Our evening check, via NBA front-office sources, likewise suggested that Golden State is still getting largely unappetizing offers for Jackson. The Warriors are undoubtedly prepared to move Jackson but have said from the start that they won't rush the process just for the sake of making a deal.
Cleveland nonetheless continues to be nominated by executives around the league as the most likely destination for Jackson. Yet we must again pass along the disclaimer that obstacles to a Cavs-Warriors swap remain, even if Cleveland’s 0-2 start has put LeBron James and his overhauled supporting cast on a path toward desperate faster than anyone imagined.
Sources say that both LeBron and Shaq -- although they have no plans to say so publicly – like the idea of acquiring Jackson. But Cleveland’s reluctance to part with Zydrunas Ilgauskas and his $11.5 million expiring contract in the exchange, which would make the Cavs smaller as a team and strip them of their O’Neal injury insurance, has been well chronicled.
If the Warriors were willing to package Ronny Turiaf along with Jackson or planning to waive Ilgauskas after they got him – potentially setting up Big Z to rejoin the Cavs after a 30-day wait as seen last season with Antonio McDyess – Cleveland’s perspective would presumably change. Every signal I’m getting, though, suggests that Golden State would be amenable to neither of those scenarios.
So, either another team (or two) must be recruited to help facilitate a Jackson-to-Cleveland swap. Or that deal depends on the early season discomfort in Cleveland or Golden State reaching the point that it causes one of the teams involved to amend their current stance.
The Nuggets, sources say, remain interested Jackson as well, but Denver’s trade exception which expires next week is down to $7.4 million. Which means that the exception is a touch too small to accommodate Jackson’s $7.65 million salary, even if Denver was prepared to absorb the long-term tax implications of adding the 31-year-old to their payroll.
Charlotte is the only other inquirer we’ve pinpointed so far, but I’ve been strongly cautioned that there are other teams with serious interest in Jackson that have yet to be publicly identified.
Yet I was also told in strong terms that neither San Antonio nor the Los Angeles Clippers are on that list. And we covered last week how Dallas, with Shawn Marion and Josh Howard already on the roster, has been telling the Warriors that they’re not interested, even though Jackson’s publicly stated dream destinations are Cleveland, New York or one of the three Texas teams.

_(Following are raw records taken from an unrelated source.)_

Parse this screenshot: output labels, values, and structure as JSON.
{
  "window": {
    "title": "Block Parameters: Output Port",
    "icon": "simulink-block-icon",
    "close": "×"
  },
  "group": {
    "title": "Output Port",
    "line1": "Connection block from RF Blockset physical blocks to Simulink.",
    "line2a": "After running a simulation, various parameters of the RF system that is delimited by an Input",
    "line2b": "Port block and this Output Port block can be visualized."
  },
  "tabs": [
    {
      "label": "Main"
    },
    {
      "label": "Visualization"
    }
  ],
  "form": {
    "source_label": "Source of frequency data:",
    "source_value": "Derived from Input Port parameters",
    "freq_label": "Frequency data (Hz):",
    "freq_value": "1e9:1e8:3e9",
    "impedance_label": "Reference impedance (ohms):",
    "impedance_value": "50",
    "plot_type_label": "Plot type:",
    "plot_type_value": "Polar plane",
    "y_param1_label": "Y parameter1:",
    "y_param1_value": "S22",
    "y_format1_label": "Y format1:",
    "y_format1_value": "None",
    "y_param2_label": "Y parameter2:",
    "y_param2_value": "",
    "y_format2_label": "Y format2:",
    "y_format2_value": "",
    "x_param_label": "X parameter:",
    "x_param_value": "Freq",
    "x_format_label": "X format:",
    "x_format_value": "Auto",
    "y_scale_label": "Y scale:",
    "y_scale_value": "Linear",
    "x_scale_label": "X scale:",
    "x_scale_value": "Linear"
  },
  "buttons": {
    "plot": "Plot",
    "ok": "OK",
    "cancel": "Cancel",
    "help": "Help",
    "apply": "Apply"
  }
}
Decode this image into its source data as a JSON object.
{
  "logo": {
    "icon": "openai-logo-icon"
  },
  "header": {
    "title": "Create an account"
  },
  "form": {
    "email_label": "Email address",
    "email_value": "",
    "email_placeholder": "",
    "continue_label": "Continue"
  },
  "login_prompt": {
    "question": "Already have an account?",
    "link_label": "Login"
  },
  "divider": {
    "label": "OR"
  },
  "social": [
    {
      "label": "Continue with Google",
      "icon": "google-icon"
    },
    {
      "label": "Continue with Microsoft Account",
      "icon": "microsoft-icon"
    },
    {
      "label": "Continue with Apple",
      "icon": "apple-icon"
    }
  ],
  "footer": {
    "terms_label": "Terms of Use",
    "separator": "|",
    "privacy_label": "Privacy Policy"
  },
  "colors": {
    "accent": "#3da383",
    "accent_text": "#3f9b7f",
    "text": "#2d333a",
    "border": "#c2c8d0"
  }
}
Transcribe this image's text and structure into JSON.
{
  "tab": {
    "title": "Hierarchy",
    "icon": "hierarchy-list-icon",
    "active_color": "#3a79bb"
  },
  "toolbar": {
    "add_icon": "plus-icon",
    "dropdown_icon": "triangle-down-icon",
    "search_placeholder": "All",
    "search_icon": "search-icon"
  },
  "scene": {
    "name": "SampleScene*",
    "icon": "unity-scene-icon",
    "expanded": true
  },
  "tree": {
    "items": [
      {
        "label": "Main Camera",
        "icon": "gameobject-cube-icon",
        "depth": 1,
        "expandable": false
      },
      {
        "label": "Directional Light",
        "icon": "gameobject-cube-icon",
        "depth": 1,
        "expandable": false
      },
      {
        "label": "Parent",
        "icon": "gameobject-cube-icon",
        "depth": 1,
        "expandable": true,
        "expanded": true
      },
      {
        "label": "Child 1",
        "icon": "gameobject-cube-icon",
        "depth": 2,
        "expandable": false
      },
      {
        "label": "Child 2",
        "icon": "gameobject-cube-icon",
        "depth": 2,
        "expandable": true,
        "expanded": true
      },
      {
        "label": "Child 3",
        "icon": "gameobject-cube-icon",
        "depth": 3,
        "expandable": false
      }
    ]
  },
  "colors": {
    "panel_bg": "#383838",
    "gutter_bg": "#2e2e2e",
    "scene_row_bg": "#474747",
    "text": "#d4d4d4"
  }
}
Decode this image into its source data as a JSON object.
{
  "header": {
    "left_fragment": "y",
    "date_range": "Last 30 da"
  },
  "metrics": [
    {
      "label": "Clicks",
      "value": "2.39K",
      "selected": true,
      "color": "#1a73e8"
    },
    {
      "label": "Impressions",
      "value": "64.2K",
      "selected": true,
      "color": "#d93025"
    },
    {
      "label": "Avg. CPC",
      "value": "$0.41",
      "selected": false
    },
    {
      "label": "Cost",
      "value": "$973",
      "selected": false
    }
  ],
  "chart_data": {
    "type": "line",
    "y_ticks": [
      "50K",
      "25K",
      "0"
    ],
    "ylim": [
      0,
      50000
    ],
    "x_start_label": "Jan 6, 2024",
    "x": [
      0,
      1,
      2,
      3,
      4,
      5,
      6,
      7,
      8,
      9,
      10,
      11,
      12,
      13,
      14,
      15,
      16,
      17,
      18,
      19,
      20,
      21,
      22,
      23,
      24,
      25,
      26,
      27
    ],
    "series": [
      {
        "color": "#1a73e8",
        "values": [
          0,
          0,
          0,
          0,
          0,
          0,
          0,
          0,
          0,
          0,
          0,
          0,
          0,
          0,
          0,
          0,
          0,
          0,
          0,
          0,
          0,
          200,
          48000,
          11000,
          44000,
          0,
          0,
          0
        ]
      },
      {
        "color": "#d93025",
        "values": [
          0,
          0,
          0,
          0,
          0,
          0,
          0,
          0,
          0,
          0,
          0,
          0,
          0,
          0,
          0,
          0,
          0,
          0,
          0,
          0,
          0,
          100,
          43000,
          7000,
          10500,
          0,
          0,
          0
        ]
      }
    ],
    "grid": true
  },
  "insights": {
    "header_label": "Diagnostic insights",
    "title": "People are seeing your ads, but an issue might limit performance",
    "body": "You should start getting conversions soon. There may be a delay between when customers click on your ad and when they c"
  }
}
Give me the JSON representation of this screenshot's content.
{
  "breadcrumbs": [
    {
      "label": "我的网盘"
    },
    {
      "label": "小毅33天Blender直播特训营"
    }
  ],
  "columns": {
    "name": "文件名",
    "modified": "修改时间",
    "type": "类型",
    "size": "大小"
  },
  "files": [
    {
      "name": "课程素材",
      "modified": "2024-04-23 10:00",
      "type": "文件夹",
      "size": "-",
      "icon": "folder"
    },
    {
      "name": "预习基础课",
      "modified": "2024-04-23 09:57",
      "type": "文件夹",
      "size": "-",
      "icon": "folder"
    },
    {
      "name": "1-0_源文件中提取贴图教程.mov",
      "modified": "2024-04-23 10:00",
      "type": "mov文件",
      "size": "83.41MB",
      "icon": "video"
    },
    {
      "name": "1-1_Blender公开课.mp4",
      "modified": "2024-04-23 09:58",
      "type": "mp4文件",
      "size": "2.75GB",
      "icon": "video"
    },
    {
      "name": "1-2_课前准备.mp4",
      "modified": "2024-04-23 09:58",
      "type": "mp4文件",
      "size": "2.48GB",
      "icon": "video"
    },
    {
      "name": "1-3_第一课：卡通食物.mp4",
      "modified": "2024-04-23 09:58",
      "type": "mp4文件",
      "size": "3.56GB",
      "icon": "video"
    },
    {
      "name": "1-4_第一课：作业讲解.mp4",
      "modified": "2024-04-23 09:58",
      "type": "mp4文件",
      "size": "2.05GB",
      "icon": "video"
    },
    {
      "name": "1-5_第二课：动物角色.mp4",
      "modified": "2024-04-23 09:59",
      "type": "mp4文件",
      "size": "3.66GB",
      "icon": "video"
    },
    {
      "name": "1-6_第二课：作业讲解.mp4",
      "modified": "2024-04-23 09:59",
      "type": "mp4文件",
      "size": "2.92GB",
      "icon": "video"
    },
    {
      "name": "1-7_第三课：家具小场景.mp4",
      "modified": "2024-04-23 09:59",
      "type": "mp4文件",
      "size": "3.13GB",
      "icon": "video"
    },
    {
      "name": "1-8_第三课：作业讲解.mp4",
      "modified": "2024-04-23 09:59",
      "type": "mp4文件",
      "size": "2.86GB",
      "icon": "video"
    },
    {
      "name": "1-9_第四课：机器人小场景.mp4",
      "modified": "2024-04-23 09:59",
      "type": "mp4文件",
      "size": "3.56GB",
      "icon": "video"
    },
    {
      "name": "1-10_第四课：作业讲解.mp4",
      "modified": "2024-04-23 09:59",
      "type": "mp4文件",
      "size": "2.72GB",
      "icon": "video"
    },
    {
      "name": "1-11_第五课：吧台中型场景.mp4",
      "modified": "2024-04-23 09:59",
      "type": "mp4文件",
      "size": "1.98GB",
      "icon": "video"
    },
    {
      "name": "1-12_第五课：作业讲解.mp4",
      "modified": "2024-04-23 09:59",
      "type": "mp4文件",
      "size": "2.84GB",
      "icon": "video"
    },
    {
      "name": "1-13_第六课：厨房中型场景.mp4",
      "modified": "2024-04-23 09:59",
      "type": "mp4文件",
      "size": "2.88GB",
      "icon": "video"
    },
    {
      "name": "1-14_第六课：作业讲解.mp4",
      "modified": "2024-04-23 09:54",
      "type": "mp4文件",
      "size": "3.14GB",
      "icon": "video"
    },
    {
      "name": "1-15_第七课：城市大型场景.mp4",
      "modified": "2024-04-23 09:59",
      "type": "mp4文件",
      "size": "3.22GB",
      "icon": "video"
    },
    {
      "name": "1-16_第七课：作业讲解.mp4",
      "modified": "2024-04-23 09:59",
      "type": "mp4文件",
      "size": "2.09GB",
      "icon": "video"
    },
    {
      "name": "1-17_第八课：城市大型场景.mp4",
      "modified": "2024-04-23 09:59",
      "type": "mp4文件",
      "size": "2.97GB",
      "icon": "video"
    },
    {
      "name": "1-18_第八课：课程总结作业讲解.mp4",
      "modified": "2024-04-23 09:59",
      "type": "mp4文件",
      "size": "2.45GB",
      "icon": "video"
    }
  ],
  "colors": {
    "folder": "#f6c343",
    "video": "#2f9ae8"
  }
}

New Orleans, by contrast, would appear to have a clear and growing need for Jackson’s scoring threat and swagger from the wing, especially if you’re making judgments based on the mere 20 combined points managed by Morris Peterson, Julian Wright, Peja Stojakovic and James Posey in the Hornets’ season-opening loss at San Antonio. Yet it remains to be seen whether the Hornets will firmly enter the bidding for Jackson, who, remember, has a three-year contract extension worth nearly $28 million that kicks in after this season.